To help cure breast cancer, should you: a) watch football, b) gamble, or c) buy corn?
If the cause marketing promotions during the October observance of National Breast Cancer Awareness Month provide any clue, the answer is…all of the above!
Yes, among the myriad pink-ribbon promotions I saw last month were NFL players wearing pink shoes and other gear, part of the league’s “A Crucial Catch” campaign benefitting the American Cancer Society; a “Corn for the Cause” label with the National Breast Cancer Foundation’s logo on a package of corn; and a Susan G. Komen for the Cure logo on a billboard for a San Diego-area casino that featured a gleaming motorcycle and the headline ‘Win this bike, Support a good cause.’
To be clear: these are three highly reputable organizations that, individually and collectively, are doing great work on the urgent issue of breast cancer. And I applaud them, and their corporate partners, for devising creative promotions to engage people in this important cause.

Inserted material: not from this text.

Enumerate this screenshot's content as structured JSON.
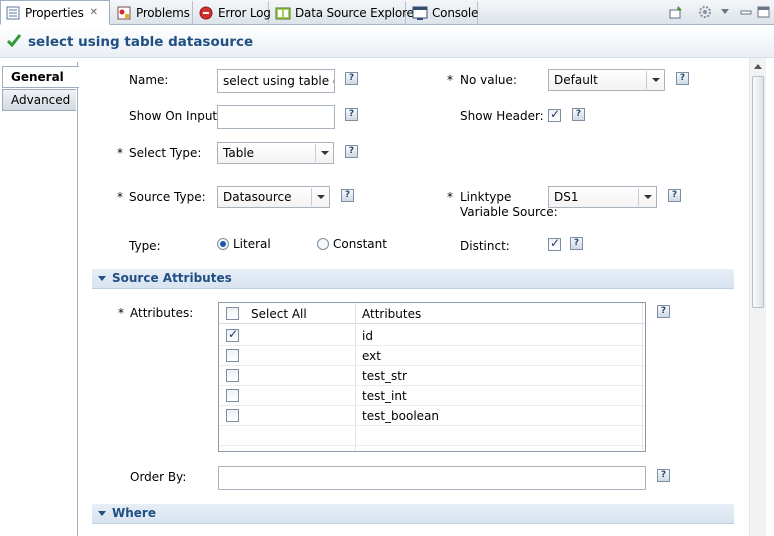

But whether you’re a cause, a company or a consumer, last month’s promotions, as well as the many more we’ll see during the months of "Movember" and December, are a good reminder to be careful with your cause marketing. Here are some of the pros and cons, and questions to consider, before embarking on this kind of journey:
A Rising Tide Lifts All Boats
Both causes and companies get brand benefit from the increased focus on breast cancer during October. Jump on the boat, the conventional wisdom goes, and you’ll get some rise.
Who Do You Want on Your Boat?
- You can’t do any meaningful marketing on autopilot. It takes some real rowing. So, choose your promotional partners wisely. Make sure they’re not just coming along for the ride (or collecting the fare), but are willing to put some muscle in—even when the waters get rough.
What If the Boat Sinks?
- What if your partner’s “baggage” is so heavy that you spring a leak or sink? Komen is still weathering a controversy that started when it withdrew funding for Planned Parenthood, a decision it has since reversed. And even the NFL has come under fire for reportedly pocketing more from the sale of each pink gear item than it donated to the cause.
How Will You Stand Out Amid a Sea of Sameness?
- Most importantly: before investing heavily in a cause campaign, make sure it’s designed to set you apart from every other ribbon-loving brand out there. The reality in a super-saturated world is that most cause marketing efforts will only get you so far.
Building a truly purpose-driven brand that engages your audiences as evangelists is a long-term journey. It takes more than a month-long sprint or even a walkathon. It takes a sustained commitment at all levels of your organization, from marketing and management, to making widgets and everything in between.
The business value of what I like to call “brand purpose” is reinforced by research from Jim Stengel, P&G’s former global marketing officer, which found that brands serving a higher purpose achieve better financial performance.
I recently joined i.d.e.a. as Vice President, Brand Purpose, to help our clients realize that dual promise of creating value while changing the world. Are you along for the ride? If so, here are a few tips to remember as you navigate toward that ideal destination of a higher purpose brand:
- You can use cause marketing as one element in your overall approach. But be careful: don’t let it be your anchor and certainly not your lifeboat.
- Better yet, chart a course toward your north star—the bright light that attracts you, your company and your cause—and keep rowing.